Maruthvamala is located in Kanniyakumari district. Situated at the south most tip of the Indian peninsula, it is surrounded by the bay of Bengal in the East, the Indian Ocean in the South and the Arabian Sea on the west.
The name Maruthwamala originates from the Tamil ‘marunthu vazhum malai’ which means the mountain of medicines. Legend and mythology attribute the hill to be a fallen portion of Sanjeevi, mountain of medicinal herbs that Hanuman carried from the Himalayas to Lanka to heal the fatal wounds of Laksmana.
On the high crest of Maruthwamala there stands the airy, hidden Pillathadom cave facing west , that seems to have been specially designed for tapas. Its high, wide mouth is intensely welcoming. The inside of the cave is smoothened with pearl-white sand. The luxurious green around, murmur of leaves, the sloping carpet variegated grass tints, flowers of rainbow colours and the arboreal chorus of the birds provide a mystic serenity to the environment.
Narayana Guru who cut himself away from the bonds of flesh, began his journey in quest of true knowledge and the secrets of life. At that time he happened to meet Chattambi Swamikal, a great scholar, sage, sanyasi and ascetic- all rolled into one at the Aniyoor temple. He and Narayana Guru proceeding on the same path of spirituality became close friends. Narayana Guru went out into the wide world in search of solitary places conducive to penance to attain the lofty planes of spiritual experience.
As he wandered alone with perfect renunciation and detachment, inwardly firm in his quest for the realization of Brahma residing within himself, Swami reached the beautiful Maruthwamala, found Pillathadam cave a very suitable place for performing tapas and he did his last phase of penance there. Guru observed tapas and meditation in the cave, an area which was heavily forested and teemed with wild life. Guru practiced an austere life by undertaking yoga and meditative thought and followed severe sustenance rituals.
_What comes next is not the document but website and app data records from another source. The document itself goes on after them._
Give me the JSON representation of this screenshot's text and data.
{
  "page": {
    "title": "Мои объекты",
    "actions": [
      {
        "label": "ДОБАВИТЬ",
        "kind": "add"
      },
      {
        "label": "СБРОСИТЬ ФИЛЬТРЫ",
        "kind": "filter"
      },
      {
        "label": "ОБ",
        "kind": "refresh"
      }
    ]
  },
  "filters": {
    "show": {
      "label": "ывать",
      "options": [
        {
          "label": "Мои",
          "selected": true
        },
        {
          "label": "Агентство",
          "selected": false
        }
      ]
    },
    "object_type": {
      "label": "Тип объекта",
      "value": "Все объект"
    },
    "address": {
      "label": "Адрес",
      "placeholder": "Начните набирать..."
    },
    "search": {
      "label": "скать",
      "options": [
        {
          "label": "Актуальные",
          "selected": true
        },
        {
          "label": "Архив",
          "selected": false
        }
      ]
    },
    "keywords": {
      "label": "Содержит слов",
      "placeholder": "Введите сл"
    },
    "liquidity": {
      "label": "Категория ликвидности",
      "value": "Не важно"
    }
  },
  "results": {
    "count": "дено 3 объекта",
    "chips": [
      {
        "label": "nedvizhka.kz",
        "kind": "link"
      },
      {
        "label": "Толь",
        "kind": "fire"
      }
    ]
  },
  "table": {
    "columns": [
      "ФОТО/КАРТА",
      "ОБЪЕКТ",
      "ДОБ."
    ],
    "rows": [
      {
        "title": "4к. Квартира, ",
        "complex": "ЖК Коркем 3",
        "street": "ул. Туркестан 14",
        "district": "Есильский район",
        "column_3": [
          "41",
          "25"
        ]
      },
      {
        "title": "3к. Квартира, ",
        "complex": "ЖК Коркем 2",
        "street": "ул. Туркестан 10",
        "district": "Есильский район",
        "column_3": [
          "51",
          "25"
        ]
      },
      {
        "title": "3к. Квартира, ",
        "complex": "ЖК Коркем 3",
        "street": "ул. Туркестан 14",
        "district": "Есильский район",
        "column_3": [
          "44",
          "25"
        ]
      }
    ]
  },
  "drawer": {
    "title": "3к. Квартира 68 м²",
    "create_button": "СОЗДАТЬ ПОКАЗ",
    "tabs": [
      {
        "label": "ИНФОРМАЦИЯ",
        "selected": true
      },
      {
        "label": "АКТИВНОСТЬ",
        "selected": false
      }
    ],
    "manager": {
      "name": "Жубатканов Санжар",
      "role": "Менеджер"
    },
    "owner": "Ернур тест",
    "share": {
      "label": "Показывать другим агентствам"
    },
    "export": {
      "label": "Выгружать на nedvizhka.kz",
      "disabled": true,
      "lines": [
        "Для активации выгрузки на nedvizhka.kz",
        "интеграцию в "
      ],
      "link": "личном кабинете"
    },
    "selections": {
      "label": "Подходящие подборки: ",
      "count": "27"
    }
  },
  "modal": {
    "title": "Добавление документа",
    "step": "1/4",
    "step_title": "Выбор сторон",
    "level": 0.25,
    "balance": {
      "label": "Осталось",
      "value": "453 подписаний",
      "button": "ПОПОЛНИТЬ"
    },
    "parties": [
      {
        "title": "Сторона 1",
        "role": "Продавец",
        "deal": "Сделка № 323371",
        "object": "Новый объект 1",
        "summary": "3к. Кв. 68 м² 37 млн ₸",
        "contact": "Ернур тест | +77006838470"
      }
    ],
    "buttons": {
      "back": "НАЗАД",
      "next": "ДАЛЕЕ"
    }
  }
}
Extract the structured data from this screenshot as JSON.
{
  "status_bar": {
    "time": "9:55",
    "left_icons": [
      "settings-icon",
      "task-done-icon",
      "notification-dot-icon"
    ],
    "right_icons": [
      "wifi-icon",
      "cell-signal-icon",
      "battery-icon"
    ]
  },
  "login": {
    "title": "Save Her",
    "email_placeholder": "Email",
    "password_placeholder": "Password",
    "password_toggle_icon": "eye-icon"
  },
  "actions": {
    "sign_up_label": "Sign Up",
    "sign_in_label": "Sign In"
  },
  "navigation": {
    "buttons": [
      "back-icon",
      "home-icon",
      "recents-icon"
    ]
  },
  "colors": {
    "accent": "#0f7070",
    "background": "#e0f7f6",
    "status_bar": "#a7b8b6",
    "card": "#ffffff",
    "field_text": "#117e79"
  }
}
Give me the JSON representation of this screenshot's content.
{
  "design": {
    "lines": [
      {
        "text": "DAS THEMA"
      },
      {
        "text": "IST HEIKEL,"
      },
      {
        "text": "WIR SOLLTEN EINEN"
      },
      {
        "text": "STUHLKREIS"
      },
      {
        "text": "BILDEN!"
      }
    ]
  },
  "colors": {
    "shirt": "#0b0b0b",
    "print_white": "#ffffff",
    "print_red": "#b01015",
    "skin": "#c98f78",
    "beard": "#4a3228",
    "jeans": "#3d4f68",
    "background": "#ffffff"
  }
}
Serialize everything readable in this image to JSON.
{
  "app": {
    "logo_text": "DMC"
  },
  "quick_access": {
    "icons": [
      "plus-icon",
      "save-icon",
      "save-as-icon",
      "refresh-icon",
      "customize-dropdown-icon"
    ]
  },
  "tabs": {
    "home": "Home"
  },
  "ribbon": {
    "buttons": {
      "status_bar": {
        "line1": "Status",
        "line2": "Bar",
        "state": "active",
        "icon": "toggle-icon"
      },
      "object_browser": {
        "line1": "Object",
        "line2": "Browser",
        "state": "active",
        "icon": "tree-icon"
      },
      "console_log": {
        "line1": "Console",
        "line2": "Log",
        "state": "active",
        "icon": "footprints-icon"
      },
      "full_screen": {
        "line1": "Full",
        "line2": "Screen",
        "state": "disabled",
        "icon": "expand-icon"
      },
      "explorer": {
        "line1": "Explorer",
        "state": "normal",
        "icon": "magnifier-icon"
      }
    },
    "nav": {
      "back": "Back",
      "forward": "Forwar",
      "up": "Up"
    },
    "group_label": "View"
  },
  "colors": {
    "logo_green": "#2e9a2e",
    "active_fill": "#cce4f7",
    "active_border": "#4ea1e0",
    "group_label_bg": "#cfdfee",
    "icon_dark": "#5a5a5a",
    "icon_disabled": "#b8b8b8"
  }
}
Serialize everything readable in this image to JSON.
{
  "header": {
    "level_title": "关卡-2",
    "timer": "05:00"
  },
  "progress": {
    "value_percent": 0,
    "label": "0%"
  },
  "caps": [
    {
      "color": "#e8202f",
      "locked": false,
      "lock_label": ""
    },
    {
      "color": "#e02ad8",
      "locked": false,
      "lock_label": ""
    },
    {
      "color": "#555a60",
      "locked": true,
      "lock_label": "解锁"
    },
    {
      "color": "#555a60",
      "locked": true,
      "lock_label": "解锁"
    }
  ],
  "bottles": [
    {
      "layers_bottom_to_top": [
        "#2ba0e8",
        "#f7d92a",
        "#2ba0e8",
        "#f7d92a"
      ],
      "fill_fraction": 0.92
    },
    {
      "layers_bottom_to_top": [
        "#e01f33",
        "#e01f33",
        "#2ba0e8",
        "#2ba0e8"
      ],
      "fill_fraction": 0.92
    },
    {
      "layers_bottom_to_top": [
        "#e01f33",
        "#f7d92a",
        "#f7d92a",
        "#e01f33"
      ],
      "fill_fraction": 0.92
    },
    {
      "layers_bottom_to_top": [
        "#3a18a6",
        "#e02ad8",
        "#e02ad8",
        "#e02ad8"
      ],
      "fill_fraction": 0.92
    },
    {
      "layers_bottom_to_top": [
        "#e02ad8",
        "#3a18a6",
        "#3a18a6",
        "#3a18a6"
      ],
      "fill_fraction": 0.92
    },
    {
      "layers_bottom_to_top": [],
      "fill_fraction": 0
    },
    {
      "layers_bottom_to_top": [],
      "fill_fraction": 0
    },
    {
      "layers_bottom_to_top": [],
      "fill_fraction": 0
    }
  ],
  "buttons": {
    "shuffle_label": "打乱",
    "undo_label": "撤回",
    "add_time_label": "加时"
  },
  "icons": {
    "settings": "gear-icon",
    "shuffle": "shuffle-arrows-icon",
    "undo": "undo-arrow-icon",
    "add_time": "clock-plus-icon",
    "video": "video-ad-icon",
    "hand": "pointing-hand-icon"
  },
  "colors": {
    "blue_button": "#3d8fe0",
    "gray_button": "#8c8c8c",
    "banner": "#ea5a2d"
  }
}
This period lasted for eight years; the epoch is regarded as the completion of the meditative recluse, the period in which Sri Narayana Guru is believed to have got Enlightenment. He lived in this cave and sustained himself mostly with berries and tubers, leaf juices and drank from mountain brooks. He transformed ‘the spiritual lessons that had received into priceless pearls of experience and realization’. He attained self-realization during his solitary tapas in Pillathadam cave on Maruthvamalai. The Guru, who had mystical experience, left Maruthwamalai and came back to people, to revolutionise the society.